The Conservatives under Stephen Harper have softened and obscured their contacts with the religious right and have done their level best to deny contacts with the Bush government and the Republican Party in the United States. They have simultaneously tried to move away from their past policies and suddenly become silent on issues that have been the driving force for much of the existence of the Reform Party, The Alliance, and the “new” Conservative Party. Many of these issues, such as same-sex marriage; abortion; deep integration with the US; and trade and economic policies that benefit big business to the detriment of working people and small business are the same issues that have driven one Republican campaign after another. Considering that the Conservatives sent a delegation to Republican National Convention and have many ties to the groups that have supported the Republican Party’s regressive social policies, it is very important that voters know where Harper and his party stand on the issues.
Recently Stephen Harper claimed to have evolved in his views over the last decade or so. It was only a short while ago that Mr. Harper told a Vancouver radio station that he had no intention of changing his views and that he didn’t believe in image make-overs. According to documentation on the Liberal website, Stephen Harper and other leading Conservatives have participated in fund-raising events for the Canadian Alliance for Social Justice and Family Values Association. According to the document on the Liberal site, “On March 31, 2005, less than one year ago, Stephen Harper helped raise approximately $15,000 for a far-right, third-party social policy advocacy group called the Canadian Alliance for Social Justice and Family Values Association (CASJAFVA) at a large fundraising dinner in Richmond, British Columbia. CASJAFVA lobbies governments on social policy issues such as same sex marriage and abortion and publishes a bi-monthly magazine advocating conservative social policies using reprehensible images, including caricatures of Prime Ministers Martin and Chrétien as Nazi’s pictured with Hitler. (PDFs of these magazine covers are attached below) The publication also includes extreme statements comparing same sex marriage to child molestation, necrophilia and torture.”
Since the Vancouver interview and the March 31, 2005 fund-raiser Harper attended, he has claimed to have changed his views on several issues, has undergone a major image make-over, and has gone out of his way to silence his candidates on issues when he knows those candidates have views that are at odds with many Canadians. Personal evolution over a decade may be possible for an individual, but such evolution over six months is highly unlikely.
In a party that promises to allow free votes over social issues, each candidate must be shown to have evolved, or at least be encouraged to express their views to the voters in their riding. Having a leader, who has made a point of assuming no responsibility for the way his party members vote, claim to have undergone a conversion simply is not good enough. If they are allowed to vote contrary to the official Conservative platform on issues like abortion, then each candidate must make it clear exactly where they stand on such issues.

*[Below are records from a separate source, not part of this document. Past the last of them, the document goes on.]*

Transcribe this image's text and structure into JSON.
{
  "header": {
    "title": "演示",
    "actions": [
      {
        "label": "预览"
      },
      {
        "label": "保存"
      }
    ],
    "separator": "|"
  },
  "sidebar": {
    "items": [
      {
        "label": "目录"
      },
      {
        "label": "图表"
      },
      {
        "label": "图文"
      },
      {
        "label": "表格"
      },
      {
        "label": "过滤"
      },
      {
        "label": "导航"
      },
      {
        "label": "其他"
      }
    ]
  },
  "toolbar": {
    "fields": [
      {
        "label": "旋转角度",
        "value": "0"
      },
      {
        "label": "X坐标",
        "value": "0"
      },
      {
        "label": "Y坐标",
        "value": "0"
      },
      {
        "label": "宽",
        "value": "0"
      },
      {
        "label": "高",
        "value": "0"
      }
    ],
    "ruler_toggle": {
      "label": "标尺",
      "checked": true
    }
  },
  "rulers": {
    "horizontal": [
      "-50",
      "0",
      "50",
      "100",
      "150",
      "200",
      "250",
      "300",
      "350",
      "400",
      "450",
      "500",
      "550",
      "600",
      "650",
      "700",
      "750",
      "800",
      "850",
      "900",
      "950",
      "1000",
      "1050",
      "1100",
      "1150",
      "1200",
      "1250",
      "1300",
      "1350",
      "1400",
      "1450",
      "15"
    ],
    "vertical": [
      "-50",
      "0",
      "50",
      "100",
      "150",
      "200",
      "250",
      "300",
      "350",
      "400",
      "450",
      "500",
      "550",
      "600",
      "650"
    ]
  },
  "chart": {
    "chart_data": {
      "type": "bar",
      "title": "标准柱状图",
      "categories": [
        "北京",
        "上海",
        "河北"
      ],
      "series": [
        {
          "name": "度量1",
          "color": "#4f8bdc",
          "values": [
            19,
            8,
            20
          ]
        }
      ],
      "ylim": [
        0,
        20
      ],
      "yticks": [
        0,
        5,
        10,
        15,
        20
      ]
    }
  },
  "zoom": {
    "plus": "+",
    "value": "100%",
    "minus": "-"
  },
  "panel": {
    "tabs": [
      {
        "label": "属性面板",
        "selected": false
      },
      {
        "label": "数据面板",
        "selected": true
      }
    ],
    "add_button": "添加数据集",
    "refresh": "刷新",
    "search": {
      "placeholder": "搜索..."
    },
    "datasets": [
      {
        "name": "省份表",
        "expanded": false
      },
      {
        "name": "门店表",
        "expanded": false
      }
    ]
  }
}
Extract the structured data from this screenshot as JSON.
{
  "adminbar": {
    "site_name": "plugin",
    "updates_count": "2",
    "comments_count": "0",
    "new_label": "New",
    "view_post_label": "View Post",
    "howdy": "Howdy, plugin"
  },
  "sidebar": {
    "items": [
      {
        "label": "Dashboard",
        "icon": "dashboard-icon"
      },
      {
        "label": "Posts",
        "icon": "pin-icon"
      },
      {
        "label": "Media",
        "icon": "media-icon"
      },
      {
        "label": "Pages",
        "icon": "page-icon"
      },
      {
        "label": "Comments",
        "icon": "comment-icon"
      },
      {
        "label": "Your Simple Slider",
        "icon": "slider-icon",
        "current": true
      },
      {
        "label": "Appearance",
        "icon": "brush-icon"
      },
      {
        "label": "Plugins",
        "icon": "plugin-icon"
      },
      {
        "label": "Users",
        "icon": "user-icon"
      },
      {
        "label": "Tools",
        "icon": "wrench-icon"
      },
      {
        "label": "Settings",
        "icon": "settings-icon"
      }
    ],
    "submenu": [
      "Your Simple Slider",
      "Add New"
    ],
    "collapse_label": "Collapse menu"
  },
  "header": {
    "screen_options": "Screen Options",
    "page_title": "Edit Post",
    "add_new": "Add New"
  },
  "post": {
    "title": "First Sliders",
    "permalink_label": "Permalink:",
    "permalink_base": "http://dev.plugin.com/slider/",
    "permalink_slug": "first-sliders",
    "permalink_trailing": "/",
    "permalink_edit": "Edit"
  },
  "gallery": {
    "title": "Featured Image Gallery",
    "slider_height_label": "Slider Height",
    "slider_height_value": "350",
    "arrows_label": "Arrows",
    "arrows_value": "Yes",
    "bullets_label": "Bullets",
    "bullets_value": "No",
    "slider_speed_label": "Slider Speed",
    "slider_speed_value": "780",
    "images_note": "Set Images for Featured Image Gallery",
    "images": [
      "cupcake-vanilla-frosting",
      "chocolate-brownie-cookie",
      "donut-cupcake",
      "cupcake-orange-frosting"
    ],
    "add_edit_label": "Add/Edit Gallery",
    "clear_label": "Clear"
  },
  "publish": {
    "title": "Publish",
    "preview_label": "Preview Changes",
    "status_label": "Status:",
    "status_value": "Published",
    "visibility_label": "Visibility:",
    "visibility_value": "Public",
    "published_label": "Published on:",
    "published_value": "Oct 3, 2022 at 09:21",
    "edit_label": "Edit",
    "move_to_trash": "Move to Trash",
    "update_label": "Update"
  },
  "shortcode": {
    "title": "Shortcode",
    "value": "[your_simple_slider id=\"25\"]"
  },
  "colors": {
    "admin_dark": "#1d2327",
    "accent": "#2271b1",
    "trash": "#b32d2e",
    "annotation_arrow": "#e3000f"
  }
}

It is time for the Canadian media to shine a bright light on Mr. Harper, his party, and their connections to right-wing religious organisations, the Republican Party and the Bush regime. The best interests and sovereignty of Canada are not promoted by religious lobby groups or their political friends in the United States. To ignore these ties would be Bush-league.
[Proofreader's note: this article was edited for spelling and typos on January 15, 2006]
article for The Globe a...
Liberal attack ads
so-called Firewall Letter
article in the Halifax ...